Nieman Foundation at Harvard
HOME
          
LATEST STORY
Do you trust the news, or do you trust your news? In the U.S., there’s a huge gap between the two
ABOUT                    SUBSCRIBE
June 28, 2013, 1:11 p.m.

At Source, the Trib’s Travis Swicegood tells the tale:

Before the night was over we had over 15,000 concurrent users on texastribune.org and more than 183,000 people watching our YouTube live stream on various places around the net as the proceedings wound down shortly after midnight local time (we peaked at 12:03, as the final votes were cast too late).

We handled all of this traffic with no downtime and no additional servers.

The main credit goes to Varnish, a sort of super-charged version of the caching plugins WordPress users will be familiar with, which lets parts of the Trib’s site be served from memory rather than disk.

Protect your application servers. The bottom line is that you can’t handle massive volumes of scale and serve all of your content dynamically all of the time. You don’t have to strip your site down, either, just use what’s available to you. Use Varnish to protect your app servers and make sure that they don’t get slammed. Use external services for the really hard parts so you don’t have to worry about that.

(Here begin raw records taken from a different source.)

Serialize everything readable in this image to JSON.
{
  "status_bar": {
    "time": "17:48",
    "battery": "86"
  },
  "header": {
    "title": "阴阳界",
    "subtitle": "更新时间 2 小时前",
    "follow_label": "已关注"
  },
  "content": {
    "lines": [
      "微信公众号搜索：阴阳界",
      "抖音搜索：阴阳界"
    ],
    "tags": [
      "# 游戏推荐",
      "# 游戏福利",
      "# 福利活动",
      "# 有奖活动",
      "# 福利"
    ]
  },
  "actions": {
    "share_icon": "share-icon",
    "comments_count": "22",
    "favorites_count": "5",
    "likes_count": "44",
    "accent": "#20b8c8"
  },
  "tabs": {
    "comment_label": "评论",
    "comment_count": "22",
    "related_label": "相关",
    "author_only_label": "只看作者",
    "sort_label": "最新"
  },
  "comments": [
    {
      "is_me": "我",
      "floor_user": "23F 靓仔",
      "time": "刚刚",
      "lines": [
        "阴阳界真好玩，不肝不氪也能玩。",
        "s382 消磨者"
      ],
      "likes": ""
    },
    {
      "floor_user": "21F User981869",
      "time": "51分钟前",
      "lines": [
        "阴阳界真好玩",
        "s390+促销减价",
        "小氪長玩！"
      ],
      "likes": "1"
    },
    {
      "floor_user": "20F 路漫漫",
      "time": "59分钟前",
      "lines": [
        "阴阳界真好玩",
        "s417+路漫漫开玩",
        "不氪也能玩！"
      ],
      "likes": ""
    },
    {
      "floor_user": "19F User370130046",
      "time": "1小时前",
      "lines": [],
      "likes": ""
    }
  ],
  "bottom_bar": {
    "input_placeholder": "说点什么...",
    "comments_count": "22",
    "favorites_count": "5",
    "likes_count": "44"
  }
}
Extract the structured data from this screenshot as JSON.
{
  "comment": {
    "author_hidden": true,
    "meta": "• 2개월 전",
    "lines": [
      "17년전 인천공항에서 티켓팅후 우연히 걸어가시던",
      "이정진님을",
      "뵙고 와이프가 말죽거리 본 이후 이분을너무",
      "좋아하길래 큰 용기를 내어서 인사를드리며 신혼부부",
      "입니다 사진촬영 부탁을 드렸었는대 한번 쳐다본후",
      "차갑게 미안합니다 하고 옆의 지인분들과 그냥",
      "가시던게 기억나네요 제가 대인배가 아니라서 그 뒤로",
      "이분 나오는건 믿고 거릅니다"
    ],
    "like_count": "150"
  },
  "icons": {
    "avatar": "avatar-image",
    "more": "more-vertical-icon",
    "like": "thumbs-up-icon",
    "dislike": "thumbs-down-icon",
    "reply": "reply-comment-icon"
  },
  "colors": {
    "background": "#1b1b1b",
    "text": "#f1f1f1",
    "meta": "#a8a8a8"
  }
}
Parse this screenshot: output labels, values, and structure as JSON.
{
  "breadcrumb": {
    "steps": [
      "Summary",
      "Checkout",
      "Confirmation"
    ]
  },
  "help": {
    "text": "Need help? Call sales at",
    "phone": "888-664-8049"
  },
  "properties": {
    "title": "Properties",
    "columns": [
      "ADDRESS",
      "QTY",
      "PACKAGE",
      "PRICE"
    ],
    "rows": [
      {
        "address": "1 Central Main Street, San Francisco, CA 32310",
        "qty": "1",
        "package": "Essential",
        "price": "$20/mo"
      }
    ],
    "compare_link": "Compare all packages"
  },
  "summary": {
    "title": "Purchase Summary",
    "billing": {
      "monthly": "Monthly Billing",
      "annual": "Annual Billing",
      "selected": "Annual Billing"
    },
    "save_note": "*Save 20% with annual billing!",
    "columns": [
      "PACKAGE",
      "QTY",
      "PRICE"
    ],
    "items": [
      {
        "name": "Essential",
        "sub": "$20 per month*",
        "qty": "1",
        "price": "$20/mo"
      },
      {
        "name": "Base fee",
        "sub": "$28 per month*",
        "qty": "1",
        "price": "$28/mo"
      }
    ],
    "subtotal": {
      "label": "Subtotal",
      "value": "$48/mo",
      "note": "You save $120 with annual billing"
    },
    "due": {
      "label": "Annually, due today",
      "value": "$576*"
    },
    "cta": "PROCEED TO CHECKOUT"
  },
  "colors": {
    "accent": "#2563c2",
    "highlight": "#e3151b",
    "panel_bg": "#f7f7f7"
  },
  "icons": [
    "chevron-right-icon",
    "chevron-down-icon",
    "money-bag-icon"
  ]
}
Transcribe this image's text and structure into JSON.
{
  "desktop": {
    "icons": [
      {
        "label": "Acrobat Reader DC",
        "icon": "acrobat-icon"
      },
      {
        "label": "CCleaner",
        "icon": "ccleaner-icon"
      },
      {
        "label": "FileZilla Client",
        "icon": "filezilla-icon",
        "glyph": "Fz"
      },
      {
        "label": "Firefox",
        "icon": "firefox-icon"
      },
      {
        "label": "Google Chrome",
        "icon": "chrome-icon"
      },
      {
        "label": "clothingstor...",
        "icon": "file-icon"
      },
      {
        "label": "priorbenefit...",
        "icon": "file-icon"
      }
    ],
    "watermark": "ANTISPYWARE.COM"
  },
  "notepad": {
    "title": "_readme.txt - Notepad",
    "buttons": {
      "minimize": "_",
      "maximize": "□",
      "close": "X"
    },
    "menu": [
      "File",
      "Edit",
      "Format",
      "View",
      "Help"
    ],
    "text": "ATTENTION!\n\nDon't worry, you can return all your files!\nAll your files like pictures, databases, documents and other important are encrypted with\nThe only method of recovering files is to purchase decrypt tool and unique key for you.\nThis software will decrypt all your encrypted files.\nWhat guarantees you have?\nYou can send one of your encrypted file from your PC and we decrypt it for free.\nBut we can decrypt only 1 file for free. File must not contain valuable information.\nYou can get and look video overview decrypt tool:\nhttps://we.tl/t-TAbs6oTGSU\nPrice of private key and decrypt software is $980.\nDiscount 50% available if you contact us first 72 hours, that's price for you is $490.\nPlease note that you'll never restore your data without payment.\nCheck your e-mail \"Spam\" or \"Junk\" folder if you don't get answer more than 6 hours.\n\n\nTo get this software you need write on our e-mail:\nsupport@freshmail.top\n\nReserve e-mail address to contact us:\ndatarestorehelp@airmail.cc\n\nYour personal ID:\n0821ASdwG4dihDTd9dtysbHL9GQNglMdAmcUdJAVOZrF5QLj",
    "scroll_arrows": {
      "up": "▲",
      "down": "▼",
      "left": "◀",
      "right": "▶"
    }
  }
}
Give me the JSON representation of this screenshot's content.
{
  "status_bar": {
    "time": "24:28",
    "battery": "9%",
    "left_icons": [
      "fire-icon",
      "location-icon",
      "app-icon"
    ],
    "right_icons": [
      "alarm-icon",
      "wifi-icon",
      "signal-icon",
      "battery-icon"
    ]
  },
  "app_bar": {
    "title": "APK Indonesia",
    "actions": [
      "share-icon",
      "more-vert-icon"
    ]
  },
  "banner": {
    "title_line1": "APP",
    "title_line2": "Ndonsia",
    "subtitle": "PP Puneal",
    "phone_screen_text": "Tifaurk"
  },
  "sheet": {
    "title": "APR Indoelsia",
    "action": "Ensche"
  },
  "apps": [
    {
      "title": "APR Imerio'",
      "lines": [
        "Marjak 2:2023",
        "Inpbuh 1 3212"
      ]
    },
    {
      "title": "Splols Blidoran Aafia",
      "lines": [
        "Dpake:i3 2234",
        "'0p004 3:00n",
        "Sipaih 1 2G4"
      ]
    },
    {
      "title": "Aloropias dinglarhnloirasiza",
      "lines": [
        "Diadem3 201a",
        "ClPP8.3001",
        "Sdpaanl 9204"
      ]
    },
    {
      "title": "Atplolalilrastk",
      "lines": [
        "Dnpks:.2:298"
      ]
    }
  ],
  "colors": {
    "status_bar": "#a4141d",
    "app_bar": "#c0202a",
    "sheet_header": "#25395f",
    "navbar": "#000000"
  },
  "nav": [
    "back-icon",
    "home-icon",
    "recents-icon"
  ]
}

Show tags Show comments / Leave a comment
 
Join the 35,000 who get the freshest future-of-journalism news in our daily email.
Do you trust the news, or do you trust your news? In the U.S., there’s a huge gap between the two
Plus: A bill to outlaw fake news in the Philippines, and the question of whether real news outlets should cover fake news.
Vox’s healthcare newsletter (with ads sold out) is filling a role beyond “articles on the Internet”
“I’m keeping in mind that there are actually people reading these stories who are relying on us for information.”
News apps are making a comeback. More young Americans are paying for news. 2017 is weird.
The Reuters Institute’s annual report on digital news contains some surprises.